California Supreme Court to Address Post-Concepcion Arbitration Issues
As most California employers are aware, mandatory employment arbitration agreements have taken a lot of hits in California courts. It seems that many (but certainly not all) judges will find any reason they can to refuse enforcement of the agreement. In most cases where enforcement is denied, it is on the basis of a finding that the agreement is unconscionable—meaning that the employee has no meaningful choice but to sign the agreement and the agreement contains terms that are unfair to the employee in some way. Most recently, courts began grappling with the inclusion of “class action waivers” in these agreements, often finding such waiver provisions unconscionable. A class action waiver is a provision in the agreement that makes clear that the employee will be required to arbitrate any individual claims he or she may have against the employer, but will not be permitted to pursue any type of classwide or representative relief in the arbitration. These class action waivers were, and are, common in both employment arbitration agreements and in consumer arbitration agreements. The California Supreme Court issued a decision that became known as the Discover Bank rule, providing grounds to find most class waivers in consumer contracts unconscionable. The California Supreme Court then issued a decision in a case called Gentry, which provided similarly reasoned grounds for finding class waivers in employment arbitration agreements unconscionable. Because the rules were not “bright-line” prohibitions on such waiver provision, these provisions came to be analyzed on a case-by-case basis with some being enforced and some being found unconscionable and unenforceable.

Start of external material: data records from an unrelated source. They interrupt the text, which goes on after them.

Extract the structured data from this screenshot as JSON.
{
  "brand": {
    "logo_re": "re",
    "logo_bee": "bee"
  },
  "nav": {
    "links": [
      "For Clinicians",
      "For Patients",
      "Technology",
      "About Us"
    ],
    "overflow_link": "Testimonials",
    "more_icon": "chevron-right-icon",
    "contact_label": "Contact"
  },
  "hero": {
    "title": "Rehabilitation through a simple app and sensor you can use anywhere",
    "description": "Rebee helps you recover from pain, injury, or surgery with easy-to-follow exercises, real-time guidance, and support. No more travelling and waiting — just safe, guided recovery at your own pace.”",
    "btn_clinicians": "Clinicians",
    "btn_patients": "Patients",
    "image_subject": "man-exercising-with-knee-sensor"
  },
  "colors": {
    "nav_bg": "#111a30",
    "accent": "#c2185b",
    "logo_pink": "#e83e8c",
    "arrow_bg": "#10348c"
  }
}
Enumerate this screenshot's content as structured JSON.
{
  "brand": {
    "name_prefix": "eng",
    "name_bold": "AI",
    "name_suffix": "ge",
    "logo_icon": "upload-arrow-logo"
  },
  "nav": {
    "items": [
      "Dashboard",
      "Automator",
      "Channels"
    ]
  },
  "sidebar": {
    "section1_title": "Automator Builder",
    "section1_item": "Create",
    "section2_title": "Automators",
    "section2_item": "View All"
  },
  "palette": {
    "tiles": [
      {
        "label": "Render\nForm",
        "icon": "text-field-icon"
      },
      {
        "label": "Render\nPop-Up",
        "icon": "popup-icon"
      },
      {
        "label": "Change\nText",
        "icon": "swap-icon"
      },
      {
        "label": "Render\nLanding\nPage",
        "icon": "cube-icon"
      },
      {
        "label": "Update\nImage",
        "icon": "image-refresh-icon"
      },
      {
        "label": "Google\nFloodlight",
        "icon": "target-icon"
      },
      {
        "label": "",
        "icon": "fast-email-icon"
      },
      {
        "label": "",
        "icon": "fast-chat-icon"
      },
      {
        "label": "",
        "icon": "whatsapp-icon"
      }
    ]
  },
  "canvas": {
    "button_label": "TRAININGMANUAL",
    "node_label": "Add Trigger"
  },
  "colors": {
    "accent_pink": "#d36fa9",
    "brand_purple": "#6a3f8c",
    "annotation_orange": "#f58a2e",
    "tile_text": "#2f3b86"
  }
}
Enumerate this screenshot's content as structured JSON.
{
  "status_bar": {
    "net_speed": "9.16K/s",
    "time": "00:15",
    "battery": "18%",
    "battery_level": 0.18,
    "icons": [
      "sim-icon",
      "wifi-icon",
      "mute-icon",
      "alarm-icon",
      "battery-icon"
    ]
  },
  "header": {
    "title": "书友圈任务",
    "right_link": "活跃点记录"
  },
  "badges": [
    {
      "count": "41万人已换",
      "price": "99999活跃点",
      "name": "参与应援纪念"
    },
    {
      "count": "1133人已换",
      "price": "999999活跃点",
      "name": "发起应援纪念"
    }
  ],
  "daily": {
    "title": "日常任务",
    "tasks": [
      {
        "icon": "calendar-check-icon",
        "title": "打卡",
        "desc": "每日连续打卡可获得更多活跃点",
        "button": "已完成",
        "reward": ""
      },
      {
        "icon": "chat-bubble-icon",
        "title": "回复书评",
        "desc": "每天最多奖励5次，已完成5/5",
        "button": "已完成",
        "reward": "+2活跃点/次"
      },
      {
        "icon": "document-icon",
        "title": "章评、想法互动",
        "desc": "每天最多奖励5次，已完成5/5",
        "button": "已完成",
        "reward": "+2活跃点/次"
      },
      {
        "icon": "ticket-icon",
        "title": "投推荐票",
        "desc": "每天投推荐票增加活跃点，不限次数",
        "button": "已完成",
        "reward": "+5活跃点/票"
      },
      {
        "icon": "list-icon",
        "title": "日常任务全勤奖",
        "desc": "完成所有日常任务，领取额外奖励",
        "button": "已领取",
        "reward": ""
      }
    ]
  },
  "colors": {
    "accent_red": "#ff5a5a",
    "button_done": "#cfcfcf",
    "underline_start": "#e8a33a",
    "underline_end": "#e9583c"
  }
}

The United States Supreme Court then provided what appears to be bright line guidance on this issue in AT&T Mobility v. Concepcion, in which the Court held that the Federal Arbitration Act preempts California’s Discover Bank rule and permits class action waivers in consumer arbitration agreements. To be clear, the Court acknowledged that arbitration agreements may be found unenforceable on grounds that would apply to the enforceability of any contract (e.g. fraud, duress, unconscionability). However, the Court emphasized that these doctrines may not be used to apply special standards simply due to the fact that an arbitration agreement is at issue.
In the wake of Concepcion, there are unanswered questions about its scope and whether its reasoning applies with equal force to class action waivers in employment arbitration agreements. In other words, is Gentry still good law? There is not yet any published California state court opinion holding that Gentry has been effectively overruled by Concepcion, and many trial courts continue to apply the Gentry criteria to determine whether to enforce a class action waiver in an employment arbitration agreement.

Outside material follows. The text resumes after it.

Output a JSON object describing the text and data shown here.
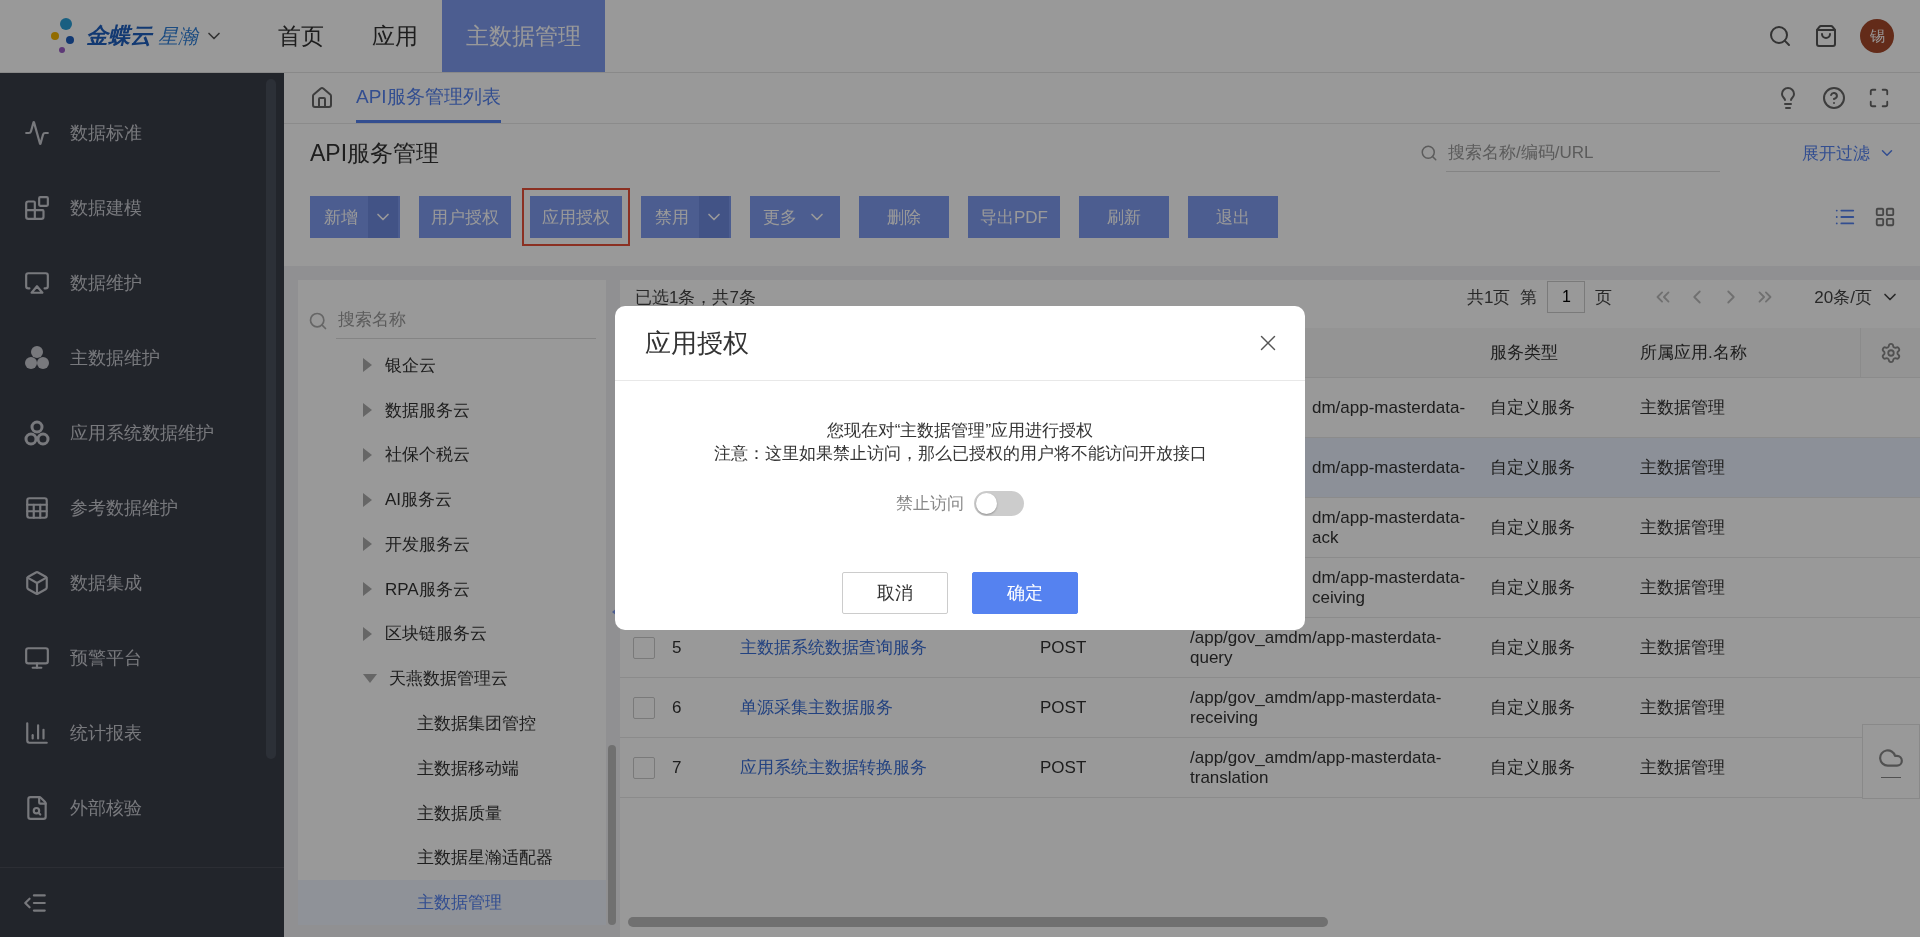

Are employers going to get some guidance on the California Supreme Court’s take on the scope of Concepcion? Perhaps. The California Supreme Court has two cases before it that should require some guidance: Sonic Calabasas v. Moreno, and Sanchez v. Valencia Holding Co.
The Sonic Calabasas case is an interesting one because it is an employment case in which the California Supreme Court held that an arbitration agreement foreclosing an employee’s right to pursue administrative relief for unpaid wages before the DLSE, was unconscionable and unenforceable. Sonic Calabasas petitioned for review by the United Stated Supreme Court, which in turn remanded the case to the California Supreme Court with specific (and interesting) direction to reconsider its decision in light of Concepcion. As a result, the California Supreme Court will have to determine the proper application of Concepcion in this employment context.
Also relating to Concepcion, the California Supreme Court just granted review in Sanchez v. Valencia Holding Co., which involves a class action waiver in a consumer arbitration agreement (similar to the Concepcion case). In Sanchez, the trial court held that the class action waiver was unconscionable and unenforceable, notwithstanding Concepcion. The court of appeal chose a different route and dodged the issue of Concepcion by finding the arbitration agreement as a whole unconscionable, without reaching the propriety of the class action waiver. The court basically reasoned that many other terms (beyond the class waiver) were unconscionable under California state law and that this precluded enforcement of the agreement to arbitrate, even if the class waiver itself passed muster under Concepcion. The California Supreme Court granted review and may provide guidance on its interpretation of the scope of Concepcion and the extent to which it believes California unconscionability law is (or is not) preempted.
California employers should stay tuned for further developments in this important area of evolving law.